▶ EXERCISE:
Once the data has been read, print it back in full, exactly.

Data excerpts:
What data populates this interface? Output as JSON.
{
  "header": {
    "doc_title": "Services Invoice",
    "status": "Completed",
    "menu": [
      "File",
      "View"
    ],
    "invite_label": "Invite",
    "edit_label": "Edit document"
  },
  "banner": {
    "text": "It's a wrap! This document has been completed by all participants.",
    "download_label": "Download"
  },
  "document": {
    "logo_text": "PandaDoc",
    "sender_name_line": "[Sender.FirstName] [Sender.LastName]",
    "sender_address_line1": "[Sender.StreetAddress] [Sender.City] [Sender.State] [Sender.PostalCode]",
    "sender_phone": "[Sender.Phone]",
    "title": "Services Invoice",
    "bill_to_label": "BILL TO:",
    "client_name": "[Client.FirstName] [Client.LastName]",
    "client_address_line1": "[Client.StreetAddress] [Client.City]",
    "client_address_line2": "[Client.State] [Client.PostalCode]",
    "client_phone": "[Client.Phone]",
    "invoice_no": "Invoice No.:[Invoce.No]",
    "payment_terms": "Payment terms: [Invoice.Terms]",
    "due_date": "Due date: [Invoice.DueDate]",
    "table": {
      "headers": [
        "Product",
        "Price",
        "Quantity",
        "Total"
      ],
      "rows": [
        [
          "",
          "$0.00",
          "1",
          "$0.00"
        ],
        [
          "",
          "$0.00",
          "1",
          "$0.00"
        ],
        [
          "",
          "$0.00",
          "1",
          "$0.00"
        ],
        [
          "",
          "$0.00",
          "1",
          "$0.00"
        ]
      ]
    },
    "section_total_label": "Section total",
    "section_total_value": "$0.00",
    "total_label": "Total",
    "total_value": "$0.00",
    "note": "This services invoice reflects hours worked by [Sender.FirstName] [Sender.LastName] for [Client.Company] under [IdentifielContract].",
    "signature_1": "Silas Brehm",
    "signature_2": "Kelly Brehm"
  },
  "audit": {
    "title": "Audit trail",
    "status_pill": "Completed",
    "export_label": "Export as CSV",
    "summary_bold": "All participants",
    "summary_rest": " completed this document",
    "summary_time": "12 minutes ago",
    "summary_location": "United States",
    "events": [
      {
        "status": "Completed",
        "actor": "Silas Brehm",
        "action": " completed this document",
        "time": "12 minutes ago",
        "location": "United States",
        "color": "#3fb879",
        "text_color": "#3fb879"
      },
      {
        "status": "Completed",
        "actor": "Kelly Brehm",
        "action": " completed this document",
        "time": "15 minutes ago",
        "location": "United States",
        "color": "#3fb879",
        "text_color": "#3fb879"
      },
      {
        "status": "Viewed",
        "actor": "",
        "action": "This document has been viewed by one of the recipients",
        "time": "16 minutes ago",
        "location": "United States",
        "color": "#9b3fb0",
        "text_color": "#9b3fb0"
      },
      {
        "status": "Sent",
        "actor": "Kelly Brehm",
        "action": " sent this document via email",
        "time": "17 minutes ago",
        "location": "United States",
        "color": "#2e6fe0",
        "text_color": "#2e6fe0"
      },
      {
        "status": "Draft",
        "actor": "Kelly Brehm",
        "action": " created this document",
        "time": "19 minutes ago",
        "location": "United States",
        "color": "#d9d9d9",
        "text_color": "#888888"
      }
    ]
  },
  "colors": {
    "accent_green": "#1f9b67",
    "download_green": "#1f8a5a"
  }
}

▶ EXPECTED ANSWER:
What data populates this interface? Output as JSON.
{
  "header": {
    "doc_title": "Services Invoice",
    "status": "Completed",
    "menu": [
      "File",
      "View"
    ],
    "invite_label": "Invite",
    "edit_label": "Edit document"
  },
  "banner": {
    "text": "It's a wrap! This document has been completed by all participants.",
    "download_label": "Download"
  },
  "document": {
    "logo_text": "PandaDoc",
    "sender_name_line": "[Sender.FirstName] [Sender.LastName]",
    "sender_address_line1": "[Sender.StreetAddress] [Sender.City] [Sender.State] [Sender.PostalCode]",
    "sender_phone": "[Sender.Phone]",
    "title": "Services Invoice",
    "bill_to_label": "BILL TO:",
    "client_name": "[Client.FirstName] [Client.LastName]",
    "client_address_line1": "[Client.StreetAddress] [Client.City]",
    "client_address_line2": "[Client.State] [Client.PostalCode]",
    "client_phone": "[Client.Phone]",
    "invoice_no": "Invoice No.:[Invoce.No]",
    "payment_terms": "Payment terms: [Invoice.Terms]",
    "due_date": "Due date: [Invoice.DueDate]",
    "table": {
      "headers": [
        "Product",
        "Price",
        "Quantity",
        "Total"
      ],
      "rows": [
        [
          "",
          "$0.00",
          "1",
          "$0.00"
        ],
        [
          "",
          "$0.00",
          "1",
          "$0.00"
        ],
        [
          "",
          "$0.00",
          "1",
          "$0.00"
        ],
        [
          "",
          "$0.00",
          "1",
          "$0.00"
        ]
      ]
    },
    "section_total_label": "Section total",
    "section_total_value": "$0.00",
    "total_label": "Total",
    "total_value": "$0.00",
    "note": "This services invoice reflects hours worked by [Sender.FirstName] [Sender.LastName] for [Client.Company] under [IdentifielContract].",
    "signature_1": "Silas Brehm",
    "signature_2": "Kelly Brehm"
  },
  "audit": {
    "title": "Audit trail",
    "status_pill": "Completed",
    "export_label": "Export as CSV",
    "summary_bold": "All participants",
    "summary_rest": " completed this document",
    "summary_time": "12 minutes ago",
    "summary_location": "United States",
    "events": [
      {
        "status": "Completed",
        "actor": "Silas Brehm",
        "action": " completed this document",
        "time": "12 minutes ago",
        "location": "United States",
        "color": "#3fb879",
        "text_color": "#3fb879"
      },
      {
        "status": "Completed",
        "actor": "Kelly Brehm",
        "action": " completed this document",
        "time": "15 minutes ago",
        "location": "United States",
        "color": "#3fb879",
        "text_color": "#3fb879"
      },
      {
        "status": "Viewed",
        "actor": "",
        "action": "This document has been viewed by one of the recipients",
        "time": "16 minutes ago",
        "location": "United States",
        "color": "#9b3fb0",
        "text_color": "#9b3fb0"
      },
      {
        "status": "Sent",
        "actor": "Kelly Brehm",
        "action": " sent this document via email",
        "time": "17 minutes ago",
        "location": "United States",
        "color": "#2e6fe0",
        "text_color": "#2e6fe0"
      },
      {
        "status": "Draft",
        "actor": "Kelly Brehm",
        "action": " created this document",
        "time": "19 minutes ago",
        "location": "United States",
        "color": "#d9d9d9",
        "text_color": "#888888"
      }
    ]
  },
  "colors": {
    "accent_green": "#1f9b67",
    "download_green": "#1f8a5a"
  }
}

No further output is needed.